The year ahead will also be an exciting one for the Commission’s Free and Equal project – setting out a national law and policy reform agenda for human rights. In December 2021, we released a Position Paper on federal discrimination law reform, setting out an ambitious agenda to reform these outdated laws. The current and forthcoming reforms to implement the Respect@Work report are only the beginning, and in the Position Paper we have laid out the agenda for reforming all federal discrimination laws to ensure that they are operating effectively and in a preventive manner. In the forthcoming year, we will finalise the Free and Equal project with two final papers: a Position Paper setting out an agenda for the positive framing of human rights, centred on a national Human Rights Act; and a final report setting out the key elements of a revamped national framework on human rights to ensure that we adequately protect and advance human rights in Australia.
The necessity for such reforms is pressing. There are weaknesses in our system of human rights protection that have been exposed during the COVID pandemic, and as we face the impacts of climate change and natural disasters with increasing regularity.
Human rights reform remains a missing piece in ensuring the integrity of government – ensuring that the human impact of decision making by parliament and government is at the core of law, policy and practice. The outcomes of the Free and Equal project will provide guidance for law reform for years to come.
In the meantime, the Commission will also look to continue to engage in discussions about the Uluru Statement from the Heart. The Commission has played a significant role in the momentum towards constitutional recognition of Aboriginal and Torres Strait Islander peoples over the past decade. Successive Social Justice Commissioners have led the call for this, with the Commission hosting the independent secretariats to various advisory panels and steering committees on the road to constitutional recognition over this time period. Most recently, the Commission hosted the secretariat that led the consultation process that culminated in the Uluru Statement.
As we move towards referendum, the Commission will seek to encourage respectful and inclusive debate about The Voice, including by ensuring that debate is based in fact, history and context. We will also continue to work with the Government to ensure that the institutional integrity issues facing the Commission are fully addressed. Parliament is currently considering a bill to amend the selection and appointment process of Commissioners. The Government has also committed to developing supporting guidance materials that will further enhance these reforms, and to conduct all future appointments through publicly advertised, merit-based selection processes. There will be three such appointments due before the SCA reconsiders the Commission’s ‘A status’ in October 2023.

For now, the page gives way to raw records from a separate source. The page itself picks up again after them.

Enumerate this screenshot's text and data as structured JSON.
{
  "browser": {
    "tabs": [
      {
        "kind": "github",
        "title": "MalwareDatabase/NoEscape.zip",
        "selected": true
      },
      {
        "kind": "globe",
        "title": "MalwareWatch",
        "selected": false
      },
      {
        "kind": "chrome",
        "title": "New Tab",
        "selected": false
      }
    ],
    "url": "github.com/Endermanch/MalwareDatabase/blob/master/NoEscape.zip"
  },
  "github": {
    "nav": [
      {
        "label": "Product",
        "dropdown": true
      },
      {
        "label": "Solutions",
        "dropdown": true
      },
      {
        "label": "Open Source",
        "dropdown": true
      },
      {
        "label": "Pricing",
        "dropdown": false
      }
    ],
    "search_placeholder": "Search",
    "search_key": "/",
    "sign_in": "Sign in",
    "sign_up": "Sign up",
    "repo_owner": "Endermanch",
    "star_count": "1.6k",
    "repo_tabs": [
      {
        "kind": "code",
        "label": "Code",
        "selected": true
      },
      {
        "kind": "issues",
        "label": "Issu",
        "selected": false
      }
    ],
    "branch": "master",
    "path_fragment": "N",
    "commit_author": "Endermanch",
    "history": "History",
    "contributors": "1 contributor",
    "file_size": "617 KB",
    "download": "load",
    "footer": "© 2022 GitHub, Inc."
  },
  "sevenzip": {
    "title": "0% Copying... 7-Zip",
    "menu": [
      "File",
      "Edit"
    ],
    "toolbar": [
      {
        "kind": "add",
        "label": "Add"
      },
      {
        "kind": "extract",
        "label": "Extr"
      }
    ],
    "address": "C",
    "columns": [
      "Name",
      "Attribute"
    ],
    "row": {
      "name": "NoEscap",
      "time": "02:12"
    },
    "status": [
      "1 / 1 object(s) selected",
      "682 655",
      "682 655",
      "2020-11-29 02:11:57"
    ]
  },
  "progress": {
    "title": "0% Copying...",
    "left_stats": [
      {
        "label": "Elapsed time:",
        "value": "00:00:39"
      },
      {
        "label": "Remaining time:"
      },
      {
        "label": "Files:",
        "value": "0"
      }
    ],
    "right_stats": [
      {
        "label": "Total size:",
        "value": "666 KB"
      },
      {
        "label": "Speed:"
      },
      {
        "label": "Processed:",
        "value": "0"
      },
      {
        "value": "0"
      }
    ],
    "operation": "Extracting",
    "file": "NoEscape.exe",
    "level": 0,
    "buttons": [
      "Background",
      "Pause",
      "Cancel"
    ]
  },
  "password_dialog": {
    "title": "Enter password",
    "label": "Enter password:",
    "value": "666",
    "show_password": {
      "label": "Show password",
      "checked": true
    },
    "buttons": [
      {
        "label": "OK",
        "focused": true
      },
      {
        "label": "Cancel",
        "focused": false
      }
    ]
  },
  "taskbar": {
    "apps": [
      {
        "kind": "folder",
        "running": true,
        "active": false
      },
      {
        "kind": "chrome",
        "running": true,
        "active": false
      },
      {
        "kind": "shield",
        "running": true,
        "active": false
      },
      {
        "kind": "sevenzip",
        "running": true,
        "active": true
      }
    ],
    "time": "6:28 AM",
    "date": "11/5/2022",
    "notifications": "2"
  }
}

All of this points to 2022–23 being a significant period of renewal for the Commission, with our eyes remaining firmly on our mandate of protecting and promoting the human rights of all in Australia.
Emeritus Professor Rosalind Croucher AM